TRY IT: Lift out each line of the data that holds "movement".

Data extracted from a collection

# # #

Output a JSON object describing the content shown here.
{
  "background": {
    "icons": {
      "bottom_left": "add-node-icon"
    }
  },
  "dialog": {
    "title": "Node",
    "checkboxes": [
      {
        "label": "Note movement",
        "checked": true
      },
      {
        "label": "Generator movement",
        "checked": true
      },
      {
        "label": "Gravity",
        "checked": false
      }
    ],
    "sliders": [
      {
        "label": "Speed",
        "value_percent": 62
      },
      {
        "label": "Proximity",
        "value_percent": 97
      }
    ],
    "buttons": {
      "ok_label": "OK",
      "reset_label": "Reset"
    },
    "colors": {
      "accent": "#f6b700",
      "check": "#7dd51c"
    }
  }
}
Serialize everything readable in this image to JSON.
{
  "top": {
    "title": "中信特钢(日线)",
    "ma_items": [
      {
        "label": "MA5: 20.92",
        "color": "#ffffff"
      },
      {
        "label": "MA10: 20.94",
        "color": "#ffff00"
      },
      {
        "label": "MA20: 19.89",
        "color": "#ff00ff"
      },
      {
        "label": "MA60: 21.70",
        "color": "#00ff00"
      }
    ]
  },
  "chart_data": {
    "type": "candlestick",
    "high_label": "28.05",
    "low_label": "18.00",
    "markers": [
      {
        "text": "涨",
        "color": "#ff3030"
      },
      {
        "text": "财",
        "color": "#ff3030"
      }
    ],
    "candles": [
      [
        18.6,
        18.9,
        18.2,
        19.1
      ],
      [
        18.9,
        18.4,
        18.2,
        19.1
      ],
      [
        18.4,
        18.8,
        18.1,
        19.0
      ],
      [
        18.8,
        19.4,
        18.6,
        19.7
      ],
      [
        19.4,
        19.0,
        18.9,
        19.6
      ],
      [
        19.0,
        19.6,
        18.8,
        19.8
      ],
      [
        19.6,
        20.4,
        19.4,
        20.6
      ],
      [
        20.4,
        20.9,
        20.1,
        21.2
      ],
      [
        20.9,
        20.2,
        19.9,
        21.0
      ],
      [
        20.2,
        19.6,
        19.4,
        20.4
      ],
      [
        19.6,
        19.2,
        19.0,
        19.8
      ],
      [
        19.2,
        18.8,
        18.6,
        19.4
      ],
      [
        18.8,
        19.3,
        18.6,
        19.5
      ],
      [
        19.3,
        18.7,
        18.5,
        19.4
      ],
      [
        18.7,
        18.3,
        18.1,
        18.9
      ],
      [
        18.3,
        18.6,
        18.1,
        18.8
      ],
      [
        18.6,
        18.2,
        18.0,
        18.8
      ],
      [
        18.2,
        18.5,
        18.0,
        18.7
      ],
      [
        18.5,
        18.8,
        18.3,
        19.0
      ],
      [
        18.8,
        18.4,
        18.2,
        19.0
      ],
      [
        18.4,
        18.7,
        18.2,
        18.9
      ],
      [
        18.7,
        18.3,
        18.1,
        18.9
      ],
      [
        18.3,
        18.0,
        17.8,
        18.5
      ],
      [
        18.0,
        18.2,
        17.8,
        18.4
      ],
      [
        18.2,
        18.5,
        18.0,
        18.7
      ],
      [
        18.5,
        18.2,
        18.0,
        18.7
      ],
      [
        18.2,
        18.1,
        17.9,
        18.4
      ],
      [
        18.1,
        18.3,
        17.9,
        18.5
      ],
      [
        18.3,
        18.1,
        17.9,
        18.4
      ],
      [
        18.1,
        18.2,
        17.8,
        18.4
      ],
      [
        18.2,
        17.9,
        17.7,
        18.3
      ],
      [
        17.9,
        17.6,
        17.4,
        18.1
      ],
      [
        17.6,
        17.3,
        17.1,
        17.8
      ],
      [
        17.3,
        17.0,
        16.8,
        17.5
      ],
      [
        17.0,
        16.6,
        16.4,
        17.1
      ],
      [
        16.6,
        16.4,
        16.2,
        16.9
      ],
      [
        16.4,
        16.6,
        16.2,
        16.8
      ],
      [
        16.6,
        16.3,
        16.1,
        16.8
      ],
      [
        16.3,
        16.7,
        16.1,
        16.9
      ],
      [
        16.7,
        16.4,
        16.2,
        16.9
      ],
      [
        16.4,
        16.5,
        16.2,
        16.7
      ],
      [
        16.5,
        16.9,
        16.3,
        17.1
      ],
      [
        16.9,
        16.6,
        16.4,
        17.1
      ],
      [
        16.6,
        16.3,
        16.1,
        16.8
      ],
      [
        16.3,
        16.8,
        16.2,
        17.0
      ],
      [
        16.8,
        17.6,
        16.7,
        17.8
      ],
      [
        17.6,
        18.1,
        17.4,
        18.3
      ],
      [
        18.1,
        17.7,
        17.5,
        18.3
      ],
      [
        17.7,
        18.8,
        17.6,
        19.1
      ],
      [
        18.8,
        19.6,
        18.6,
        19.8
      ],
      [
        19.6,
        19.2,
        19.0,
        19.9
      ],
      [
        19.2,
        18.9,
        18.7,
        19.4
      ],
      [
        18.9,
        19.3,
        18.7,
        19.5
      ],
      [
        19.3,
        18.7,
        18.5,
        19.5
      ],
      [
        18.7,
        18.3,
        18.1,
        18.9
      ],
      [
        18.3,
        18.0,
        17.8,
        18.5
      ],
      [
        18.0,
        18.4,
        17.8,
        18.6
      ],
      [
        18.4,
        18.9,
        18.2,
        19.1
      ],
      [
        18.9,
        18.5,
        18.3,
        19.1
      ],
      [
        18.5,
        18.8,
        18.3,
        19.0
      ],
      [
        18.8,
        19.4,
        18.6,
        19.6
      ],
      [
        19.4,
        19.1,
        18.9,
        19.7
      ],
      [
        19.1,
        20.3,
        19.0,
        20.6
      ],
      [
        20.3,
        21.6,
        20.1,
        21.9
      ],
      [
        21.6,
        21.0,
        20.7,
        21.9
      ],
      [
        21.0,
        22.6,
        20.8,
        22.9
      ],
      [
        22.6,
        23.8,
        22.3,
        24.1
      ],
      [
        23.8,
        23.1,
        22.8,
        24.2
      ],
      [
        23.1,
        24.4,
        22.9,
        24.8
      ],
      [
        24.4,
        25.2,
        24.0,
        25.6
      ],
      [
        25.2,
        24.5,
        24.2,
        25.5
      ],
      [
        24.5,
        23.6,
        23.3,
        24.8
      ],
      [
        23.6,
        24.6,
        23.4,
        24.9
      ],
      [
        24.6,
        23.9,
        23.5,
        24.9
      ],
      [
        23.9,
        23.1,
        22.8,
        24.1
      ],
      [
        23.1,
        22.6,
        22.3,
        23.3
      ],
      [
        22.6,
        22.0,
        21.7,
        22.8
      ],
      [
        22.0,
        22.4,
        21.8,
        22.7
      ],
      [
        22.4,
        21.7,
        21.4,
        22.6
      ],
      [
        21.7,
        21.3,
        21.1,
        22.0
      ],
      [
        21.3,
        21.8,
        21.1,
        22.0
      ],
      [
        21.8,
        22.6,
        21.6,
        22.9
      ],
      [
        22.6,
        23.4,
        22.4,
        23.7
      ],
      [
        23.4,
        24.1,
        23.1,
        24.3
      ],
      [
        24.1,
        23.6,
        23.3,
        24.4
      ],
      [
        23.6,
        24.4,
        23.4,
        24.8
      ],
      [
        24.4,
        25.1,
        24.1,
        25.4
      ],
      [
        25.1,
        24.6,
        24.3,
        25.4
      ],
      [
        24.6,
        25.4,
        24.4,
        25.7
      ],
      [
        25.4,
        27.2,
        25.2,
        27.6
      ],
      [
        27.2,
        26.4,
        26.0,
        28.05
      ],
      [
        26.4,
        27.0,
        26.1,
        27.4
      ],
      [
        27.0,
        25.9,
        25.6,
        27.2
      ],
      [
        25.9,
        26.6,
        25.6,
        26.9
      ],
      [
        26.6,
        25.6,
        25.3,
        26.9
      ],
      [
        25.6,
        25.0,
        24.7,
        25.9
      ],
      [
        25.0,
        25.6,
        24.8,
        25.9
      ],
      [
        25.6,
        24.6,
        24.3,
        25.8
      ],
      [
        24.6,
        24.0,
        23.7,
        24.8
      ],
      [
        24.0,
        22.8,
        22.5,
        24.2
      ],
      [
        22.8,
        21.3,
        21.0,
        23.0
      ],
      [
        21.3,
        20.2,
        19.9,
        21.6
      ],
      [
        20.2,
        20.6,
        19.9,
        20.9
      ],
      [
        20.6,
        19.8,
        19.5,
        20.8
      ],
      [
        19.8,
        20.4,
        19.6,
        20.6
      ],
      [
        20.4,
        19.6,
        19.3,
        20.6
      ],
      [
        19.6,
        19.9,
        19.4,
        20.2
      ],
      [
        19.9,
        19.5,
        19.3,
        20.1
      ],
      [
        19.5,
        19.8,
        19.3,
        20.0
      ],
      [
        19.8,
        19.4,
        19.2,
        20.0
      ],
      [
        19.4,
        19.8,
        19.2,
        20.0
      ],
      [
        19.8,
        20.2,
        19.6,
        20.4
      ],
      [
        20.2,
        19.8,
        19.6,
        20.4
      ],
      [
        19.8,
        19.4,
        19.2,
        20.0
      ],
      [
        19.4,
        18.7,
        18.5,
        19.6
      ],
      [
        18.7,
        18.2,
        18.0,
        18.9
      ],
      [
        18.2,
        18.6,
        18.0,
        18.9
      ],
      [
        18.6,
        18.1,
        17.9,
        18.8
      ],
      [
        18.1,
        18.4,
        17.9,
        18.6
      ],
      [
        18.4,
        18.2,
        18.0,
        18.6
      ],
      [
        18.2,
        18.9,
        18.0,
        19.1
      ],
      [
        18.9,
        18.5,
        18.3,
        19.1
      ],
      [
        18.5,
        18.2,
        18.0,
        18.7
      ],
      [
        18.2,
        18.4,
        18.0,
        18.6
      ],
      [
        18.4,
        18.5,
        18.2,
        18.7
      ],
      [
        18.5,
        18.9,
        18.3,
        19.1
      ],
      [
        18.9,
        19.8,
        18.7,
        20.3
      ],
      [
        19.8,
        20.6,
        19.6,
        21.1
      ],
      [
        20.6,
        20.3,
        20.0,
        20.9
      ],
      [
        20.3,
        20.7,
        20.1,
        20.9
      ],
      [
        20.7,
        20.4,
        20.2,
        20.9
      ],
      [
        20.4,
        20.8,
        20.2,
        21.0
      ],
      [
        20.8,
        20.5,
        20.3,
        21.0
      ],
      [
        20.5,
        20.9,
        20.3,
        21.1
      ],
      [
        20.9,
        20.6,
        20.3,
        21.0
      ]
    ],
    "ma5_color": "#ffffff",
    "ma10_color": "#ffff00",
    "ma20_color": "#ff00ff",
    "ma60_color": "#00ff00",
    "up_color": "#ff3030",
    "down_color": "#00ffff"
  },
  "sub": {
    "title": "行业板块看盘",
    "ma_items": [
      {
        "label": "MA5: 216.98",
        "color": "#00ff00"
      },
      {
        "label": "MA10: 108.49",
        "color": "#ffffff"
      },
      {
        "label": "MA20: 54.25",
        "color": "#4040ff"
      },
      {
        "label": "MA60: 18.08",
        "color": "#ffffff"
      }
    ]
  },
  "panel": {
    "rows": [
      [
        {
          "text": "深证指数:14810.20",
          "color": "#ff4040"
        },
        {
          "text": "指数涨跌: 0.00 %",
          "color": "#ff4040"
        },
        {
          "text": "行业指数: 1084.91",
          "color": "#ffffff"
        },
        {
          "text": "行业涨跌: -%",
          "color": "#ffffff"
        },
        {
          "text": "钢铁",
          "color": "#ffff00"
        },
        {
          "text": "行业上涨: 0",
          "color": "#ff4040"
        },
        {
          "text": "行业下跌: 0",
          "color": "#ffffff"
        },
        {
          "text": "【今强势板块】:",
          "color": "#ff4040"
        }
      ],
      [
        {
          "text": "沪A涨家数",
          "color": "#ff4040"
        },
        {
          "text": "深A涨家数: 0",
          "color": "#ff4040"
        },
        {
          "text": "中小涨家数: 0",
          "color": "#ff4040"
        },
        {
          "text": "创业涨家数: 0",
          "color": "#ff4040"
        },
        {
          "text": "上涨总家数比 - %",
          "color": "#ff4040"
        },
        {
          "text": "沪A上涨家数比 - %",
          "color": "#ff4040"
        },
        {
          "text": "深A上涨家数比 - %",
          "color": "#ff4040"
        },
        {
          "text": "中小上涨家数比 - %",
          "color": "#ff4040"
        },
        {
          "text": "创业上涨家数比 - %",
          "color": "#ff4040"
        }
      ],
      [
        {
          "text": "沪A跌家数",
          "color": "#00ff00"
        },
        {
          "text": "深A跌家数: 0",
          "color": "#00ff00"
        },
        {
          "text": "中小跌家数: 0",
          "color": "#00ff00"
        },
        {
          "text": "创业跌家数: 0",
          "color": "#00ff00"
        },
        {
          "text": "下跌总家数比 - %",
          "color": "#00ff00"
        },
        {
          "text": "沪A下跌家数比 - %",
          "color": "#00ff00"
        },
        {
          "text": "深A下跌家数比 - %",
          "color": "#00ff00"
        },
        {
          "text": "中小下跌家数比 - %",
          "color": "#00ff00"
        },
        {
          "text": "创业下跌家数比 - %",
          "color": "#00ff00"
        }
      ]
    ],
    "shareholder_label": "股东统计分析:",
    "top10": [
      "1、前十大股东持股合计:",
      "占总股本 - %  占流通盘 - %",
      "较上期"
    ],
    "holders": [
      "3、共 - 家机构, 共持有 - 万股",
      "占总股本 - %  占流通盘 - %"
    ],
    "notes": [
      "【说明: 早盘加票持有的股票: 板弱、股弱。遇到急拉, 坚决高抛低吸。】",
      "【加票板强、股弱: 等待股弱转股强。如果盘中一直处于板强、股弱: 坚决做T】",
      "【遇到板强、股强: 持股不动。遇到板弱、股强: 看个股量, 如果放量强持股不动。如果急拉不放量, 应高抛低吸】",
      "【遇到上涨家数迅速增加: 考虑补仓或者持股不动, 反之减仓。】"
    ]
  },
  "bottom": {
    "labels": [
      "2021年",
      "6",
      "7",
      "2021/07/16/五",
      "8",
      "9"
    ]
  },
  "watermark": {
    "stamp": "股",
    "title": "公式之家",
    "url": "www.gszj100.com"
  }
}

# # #

RESULT FOR THIS TASK:
        "label": "Note movement",
        "label": "Generator movement",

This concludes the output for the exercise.